### Exercise requirements
All of the records should be given again exactly as they appear.

[Excerpts from an interface dataset]
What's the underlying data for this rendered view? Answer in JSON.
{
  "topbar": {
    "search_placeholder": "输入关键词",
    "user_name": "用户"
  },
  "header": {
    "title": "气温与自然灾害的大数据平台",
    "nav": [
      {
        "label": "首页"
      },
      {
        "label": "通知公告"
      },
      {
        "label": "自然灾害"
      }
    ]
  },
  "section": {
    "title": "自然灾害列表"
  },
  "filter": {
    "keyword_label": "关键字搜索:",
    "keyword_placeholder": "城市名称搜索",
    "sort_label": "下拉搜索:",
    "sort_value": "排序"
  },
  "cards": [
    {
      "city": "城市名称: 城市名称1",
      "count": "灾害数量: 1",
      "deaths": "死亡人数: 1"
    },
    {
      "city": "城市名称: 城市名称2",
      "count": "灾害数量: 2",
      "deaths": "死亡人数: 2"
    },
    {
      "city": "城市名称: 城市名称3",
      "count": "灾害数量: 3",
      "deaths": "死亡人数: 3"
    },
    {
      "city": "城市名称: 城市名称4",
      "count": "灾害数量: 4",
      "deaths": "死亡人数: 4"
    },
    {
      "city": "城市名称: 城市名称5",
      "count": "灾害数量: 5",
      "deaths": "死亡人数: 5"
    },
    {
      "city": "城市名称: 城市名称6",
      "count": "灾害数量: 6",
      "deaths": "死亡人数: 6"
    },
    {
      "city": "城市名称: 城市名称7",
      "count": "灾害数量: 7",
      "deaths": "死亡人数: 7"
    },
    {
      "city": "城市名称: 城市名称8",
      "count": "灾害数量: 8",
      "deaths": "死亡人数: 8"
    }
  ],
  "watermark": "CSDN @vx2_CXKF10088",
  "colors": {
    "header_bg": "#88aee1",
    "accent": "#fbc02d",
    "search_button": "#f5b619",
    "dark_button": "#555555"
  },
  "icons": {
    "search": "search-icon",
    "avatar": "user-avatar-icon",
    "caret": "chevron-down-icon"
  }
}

### Written response
What's the underlying data for this rendered view? Answer in JSON.
{
  "topbar": {
    "search_placeholder": "输入关键词",
    "user_name": "用户"
  },
  "header": {
    "title": "气温与自然灾害的大数据平台",
    "nav": [
      {
        "label": "首页"
      },
      {
        "label": "通知公告"
      },
      {
        "label": "自然灾害"
      }
    ]
  },
  "section": {
    "title": "自然灾害列表"
  },
  "filter": {
    "keyword_label": "关键字搜索:",
    "keyword_placeholder": "城市名称搜索",
    "sort_label": "下拉搜索:",
    "sort_value": "排序"
  },
  "cards": [
    {
      "city": "城市名称: 城市名称1",
      "count": "灾害数量: 1",
      "deaths": "死亡人数: 1"
    },
    {
      "city": "城市名称: 城市名称2",
      "count": "灾害数量: 2",
      "deaths": "死亡人数: 2"
    },
    {
      "city": "城市名称: 城市名称3",
      "count": "灾害数量: 3",
      "deaths": "死亡人数: 3"
    },
    {
      "city": "城市名称: 城市名称4",
      "count": "灾害数量: 4",
      "deaths": "死亡人数: 4"
    },
    {
      "city": "城市名称: 城市名称5",
      "count": "灾害数量: 5",
      "deaths": "死亡人数: 5"
    },
    {
      "city": "城市名称: 城市名称6",
      "count": "灾害数量: 6",
      "deaths": "死亡人数: 6"
    },
    {
      "city": "城市名称: 城市名称7",
      "count": "灾害数量: 7",
      "deaths": "死亡人数: 7"
    },
    {
      "city": "城市名称: 城市名称8",
      "count": "灾害数量: 8",
      "deaths": "死亡人数: 8"
    }
  ],
  "watermark": "CSDN @vx2_CXKF10088",
  "colors": {
    "header_bg": "#88aee1",
    "accent": "#fbc02d",
    "search_button": "#f5b619",
    "dark_button": "#555555"
  },
  "icons": {
    "search": "search-icon",
    "avatar": "user-avatar-icon",
    "caret": "chevron-down-icon"
  }
}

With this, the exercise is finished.